|Journal||The Journal of sports medicine and physical fitness, 2020-01-20 Find other publications in this journal|
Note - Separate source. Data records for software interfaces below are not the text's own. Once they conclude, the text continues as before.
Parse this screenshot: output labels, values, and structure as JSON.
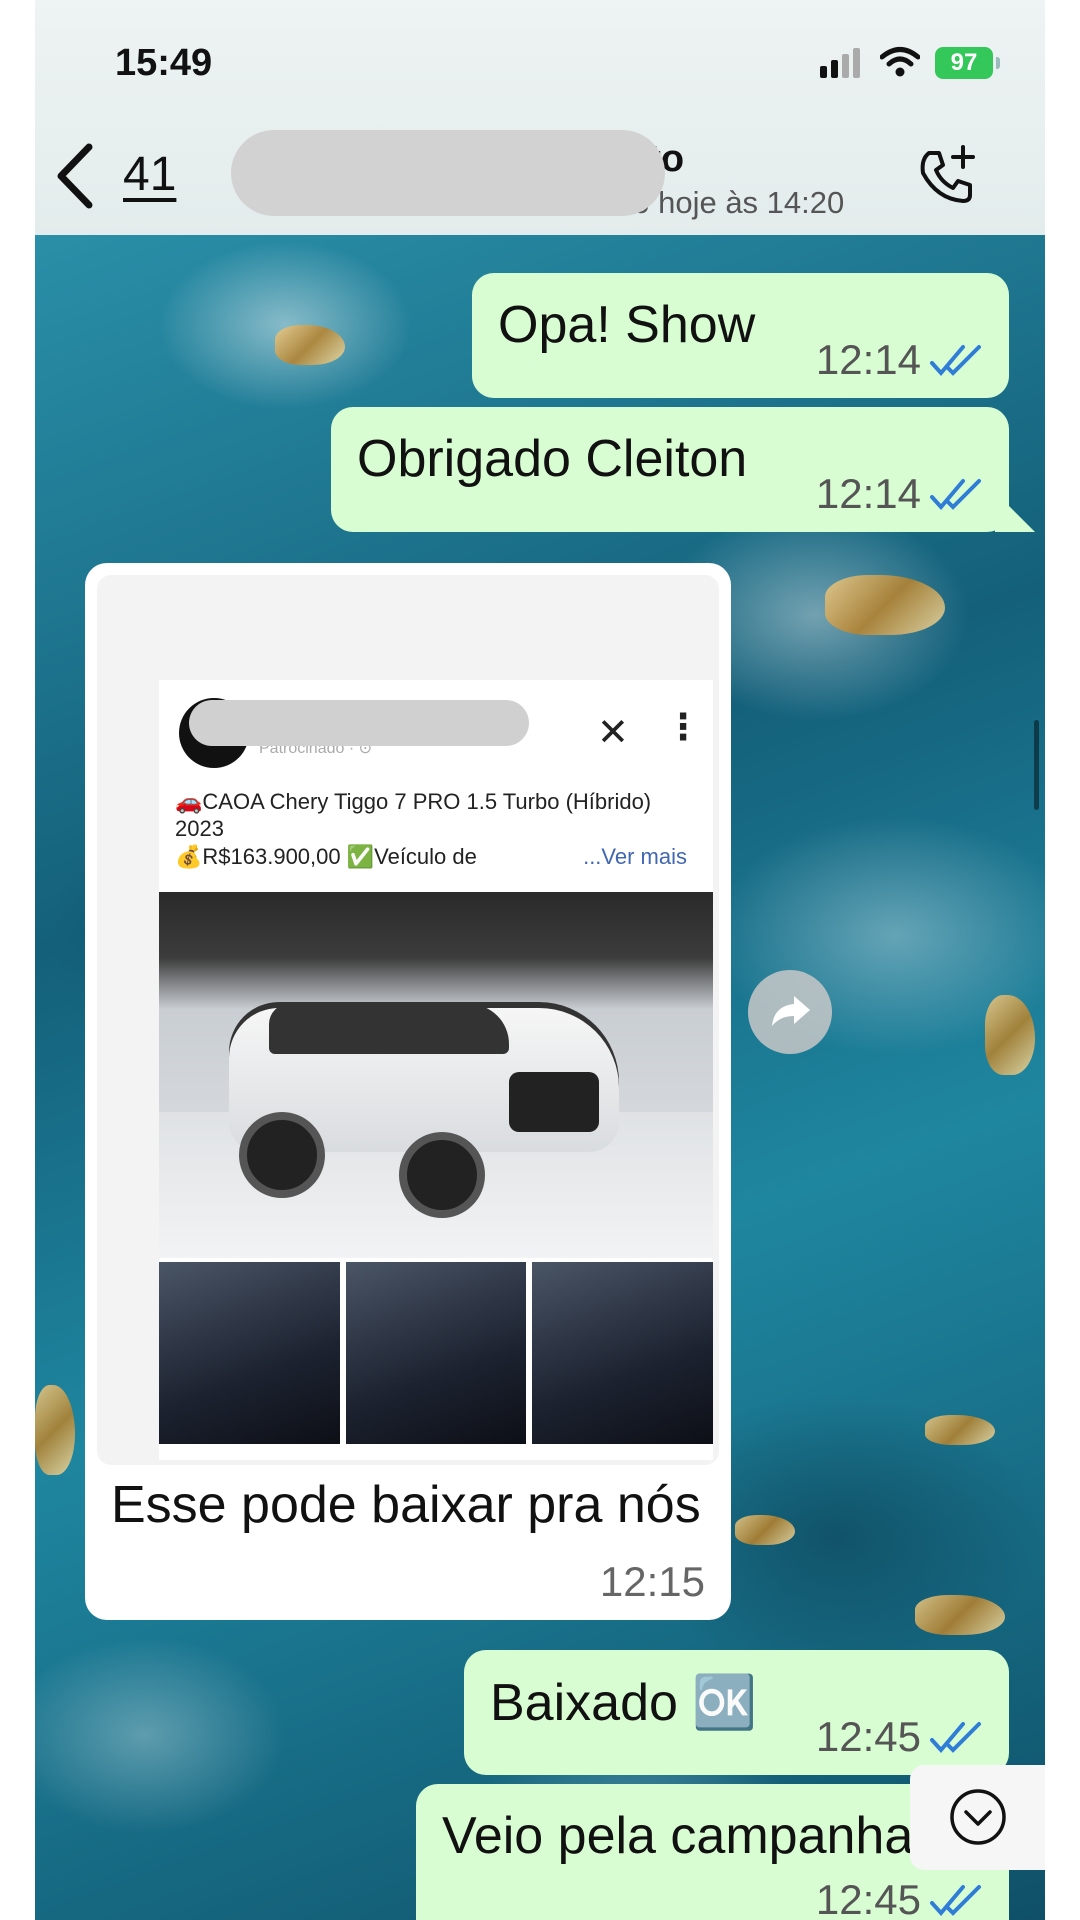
{
  "status_bar": {
    "time": "15:49",
    "battery": "97"
  },
  "header": {
    "unread_count": "41",
    "contact_name": "uto",
    "contact_status": "no hoje às 14:20"
  },
  "messages": [
    {
      "text": "Opa! Show",
      "time": "12:14",
      "direction": "out",
      "read": true
    },
    {
      "text": "Obrigado Cleiton",
      "time": "12:14",
      "direction": "out",
      "read": true
    },
    {
      "text": "Esse pode baixar pra nós",
      "time": "12:15",
      "direction": "in"
    },
    {
      "text": "Baixado 🆗",
      "time": "12:45",
      "direction": "out",
      "read": true
    },
    {
      "text": "Veio pela campanha",
      "time": "12:45",
      "direction": "out",
      "read": true
    }
  ],
  "ad": {
    "sponsor": "Patrocinado · ⊙",
    "title": "🚗CAOA Chery Tiggo 7 PRO 1.5 Turbo (Híbrido) 2023",
    "price": "💰R$163.900,00 ✅Veículo de",
    "more": "...Ver mais",
    "close": "✕",
    "menu": "⋮"
  },
  "colors": {
    "outgoing": "#d8fdd2",
    "incoming": "#ffffff",
    "read_ticks": "#2f7dd6",
    "battery": "#34c759"
  }
}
Individuals participating in exercise beyond their level of fitness may be at higher risk for exercise-induced muscle damage, however the impact of training status on muscle damage development is not well understood. The purpose of this study was to measure skeletal muscle damage and soreness after five days of high and low intensity exercise in previously trained and untrained individuals.Eighteen males and females (9 trained and 9 untrained) completed five consecutive days of high intensity (HI) exercise and five consecutive days of low intensity (LI) exercise. Blood was drawn at the initial visit and after completion of each exercise intensity period.CK was elevated post exercise for both groups during both intensities, but was greater in trained vs. untrained (HI: 203.6 vs. 143.4 IU/L and LI: 156.4 vs. 109.3 IU/L, in high and low intensities, respectively; p < 0.01). Myoglobin was significantly higher after exercise for both groups (p < 0.01) and was higher following high vs. low intensity in trained (p < 0.01), but not untrained (p = 0.052). Untrained experienced soreness following one day of high intensity exercise vs. after 3 days in trained participants (p = 0.04, p = 0.02).The current study suggests that high intensity exercise results in greater muscle damage in both trained and untrained individuals vs. low intensity exercise. However untrained participants experience more pain and with earlier onset and should therefore take caution when beginning exercise programs that require consecutive sessions of high intensity exercise.